Automating Graphical User Interface (GUI) tests is a challenging task. In theory, any test can be automated, but it is not worth it to automate every test, often because of limited resources (i.e., time spent on writing the automated test.) So how do you decide which test cases are worthy of automation? Specific requirements will depend on the product, team skillset, time constraints and tool limitations. In this article, we’ll list the factors by which you can evaluate a test as a potential automation candidate.
- Repetitive Test Runs (R)
Evaluates how often a given manual test is executed. If the test should be run every time you release your product as part of regression testing, then it should be considered for automation. When automated, you will run this test not every time you release, but every time you build the application under test (AUT).
- Test Severity (S)
This factor represents how critical the feature is to the AUT. This should be evaluated by all stakeholders, giving tests for the critical parts of your application a priority over tests for lower-severity areas.
- Configurations (C)
The number of configurations a given test needs to be run on. If a certain test needs to be run on varying software configurations, across multiple platforms or using different test datasets, this indicates the test is a good candidate for automation.
- Time to Execute the Test Manually (T)
This factor represents the time needed to execute the test manually on a given configuration.
- Test Performance (TP)
This factor represents the historical failure detection rate of the given test. That is, determining if a test’s execution leads to finding a defect. Modern test management systems, like Squish Test Center, can provide such information. On the other hand, there are tests that are executed over many years, but never result in a new defect being found.
- Ease of Automation (A)
Describes the level of difficulty in automating a test. Here you need to consider test complexity, test automation tool limitations, programming skills of test developers and, finally, the nature of the given test. A good automation candidate will have results that are precise and deterministic, and which can be evaluated by a computer program.
Automation Candidate Factor
For each manual test, an Automation Candidate Factor can be calculated. Evaluate each factor giving it a weighting from 1 to 3. The example formula can be: ACF = (R + S + C + T + TP)/5 + A. With this factor, you can allocate your limited resources to automate tests that are truly worth automating.

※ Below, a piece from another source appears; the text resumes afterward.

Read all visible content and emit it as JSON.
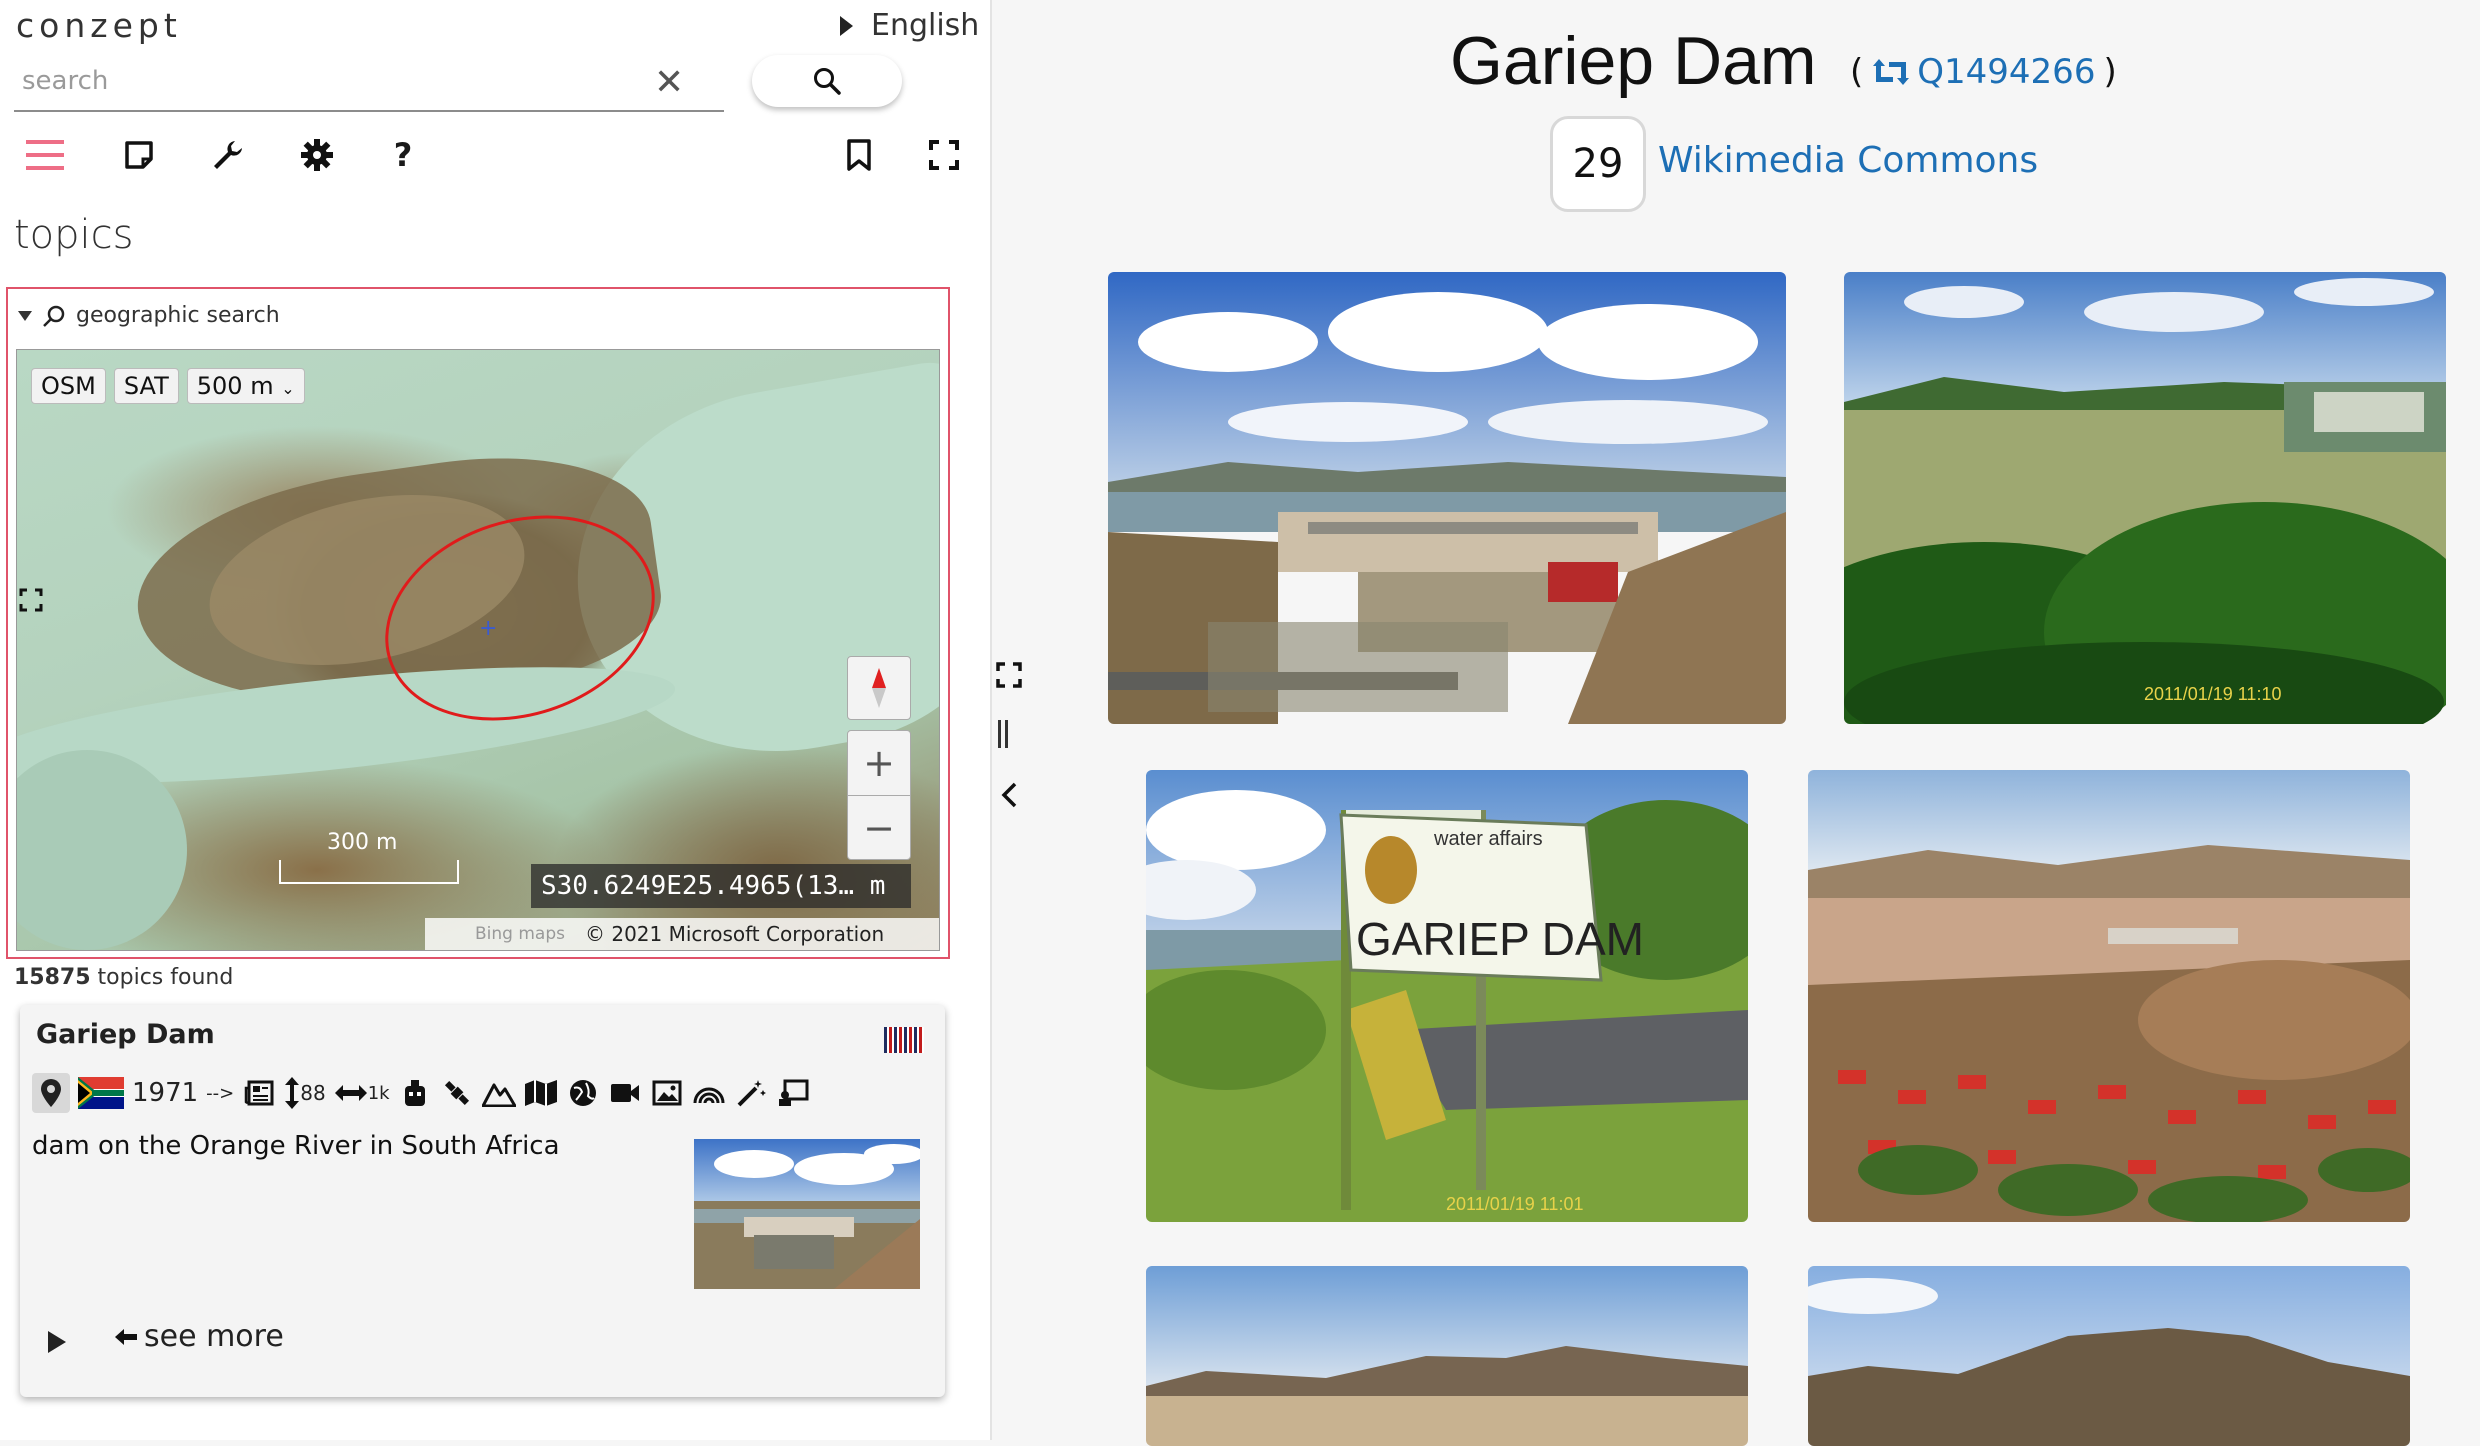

Regardless of the priority you assign to a given manual test, the quality of the manual test preceding automation is also an important factor. Poor quality manual tests lead to poor quality automated tests. Are all the steps in the test case well described? Are expected results precise? Investing time in improving the quality of manual tests before automating them is, in general, a good idea.